== SOURCE DATA
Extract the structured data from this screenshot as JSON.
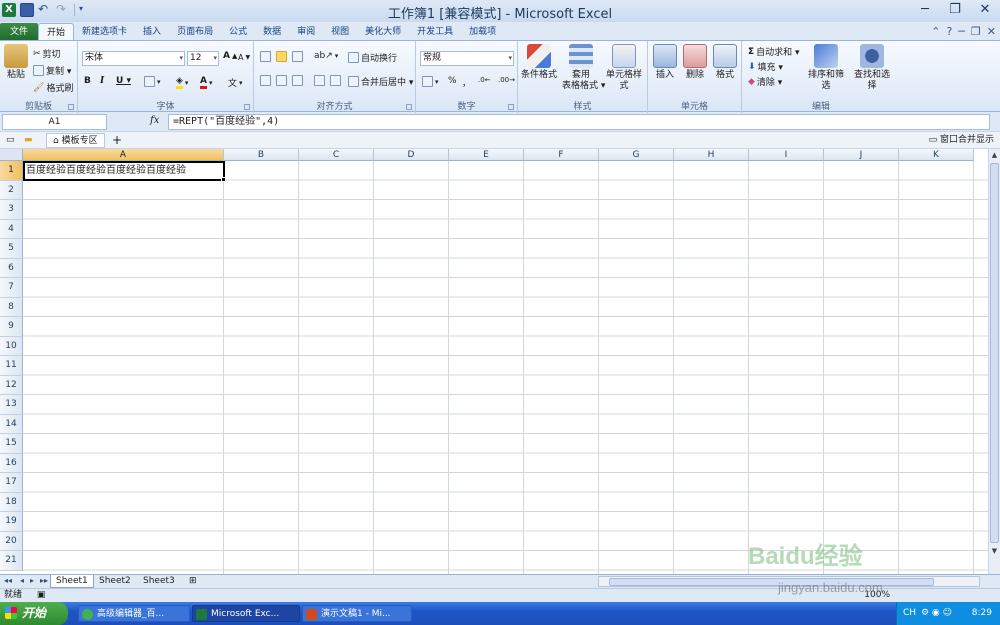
{
  "titlebar": {
    "title": "工作簿1  [兼容模式]  -  Microsoft Excel",
    "minimize": "─",
    "restore": "❐",
    "close": "✕"
  },
  "ribbon_tabs": [
    {
      "label": "文件"
    },
    {
      "label": "开始"
    },
    {
      "label": "新建选项卡"
    },
    {
      "label": "插入"
    },
    {
      "label": "页面布局"
    },
    {
      "label": "公式"
    },
    {
      "label": "数据"
    },
    {
      "label": "审阅"
    },
    {
      "label": "视图"
    },
    {
      "label": "美化大师"
    },
    {
      "label": "开发工具"
    },
    {
      "label": "加载项"
    }
  ],
  "ribbon": {
    "clipboard": {
      "paste": "粘贴",
      "cut": "剪切",
      "copy": "复制 ▾",
      "format_painter": "格式刷",
      "label": "剪贴板"
    },
    "font": {
      "name": "宋体",
      "size": "12",
      "bold": "B",
      "italic": "I",
      "underline": "U ▾",
      "label": "字体",
      "grow": "A",
      "shrink": "A"
    },
    "alignment": {
      "wrap": "自动换行",
      "merge": "合并后居中 ▾",
      "label": "对齐方式"
    },
    "number": {
      "format": "常规",
      "percent": "%",
      "comma": "，",
      "label": "数字"
    },
    "styles": {
      "conditional": "条件格式",
      "table": "套用\n表格格式 ▾",
      "cell": "单元格样式",
      "label": "样式"
    },
    "cells": {
      "insert": "插入",
      "delete": "删除",
      "format": "格式",
      "label": "单元格"
    },
    "editing": {
      "autosum": "自动求和 ▾",
      "fill": "填充 ▾",
      "clear": "清除 ▾",
      "sort": "排序和筛选",
      "find": "查找和选择",
      "label": "编辑"
    }
  },
  "formula_bar": {
    "name_box": "A1",
    "fx": "fx",
    "formula": "=REPT(\"百度经验\",4)"
  },
  "workbook_strip": {
    "template_zone": "模板专区",
    "add": "+",
    "window_merge": "窗口合并显示"
  },
  "grid": {
    "columns": [
      "A",
      "B",
      "C",
      "D",
      "E",
      "F",
      "G",
      "H",
      "I",
      "J",
      "K"
    ],
    "rows": [
      "1",
      "2",
      "3",
      "4",
      "5",
      "6",
      "7",
      "8",
      "9",
      "10",
      "11",
      "12",
      "13",
      "14",
      "15",
      "16",
      "17",
      "18",
      "19",
      "20",
      "21"
    ],
    "selected_cell": "A1",
    "a1_value": "百度经验百度经验百度经验百度经验"
  },
  "sheets": [
    {
      "label": "Sheet1",
      "active": true
    },
    {
      "label": "Sheet2",
      "active": false
    },
    {
      "label": "Sheet3",
      "active": false
    }
  ],
  "statusbar": {
    "ready": "就绪",
    "zoom": "100%"
  },
  "taskbar": {
    "start": "开始",
    "tasks": [
      {
        "label": "高级编辑器_百...",
        "active": false
      },
      {
        "label": "Microsoft Exc...",
        "active": true
      },
      {
        "label": "演示文稿1 - Mi...",
        "active": false
      }
    ],
    "lang": "CH",
    "clock": "8:29"
  },
  "watermark": {
    "brand": "Baidu经验",
    "url": "jingyan.baidu.com"
  },
  "colors": {
    "accent": "#1e7a3c",
    "selected_header": "#f1c15f",
    "taskbar": "#1f55c5"
  }
}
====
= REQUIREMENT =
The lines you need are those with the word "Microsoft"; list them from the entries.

= ANSWER SECTION =
    "title": "工作簿1  [兼容模式]  -  Microsoft Excel",
        "label": "Microsoft Exc...",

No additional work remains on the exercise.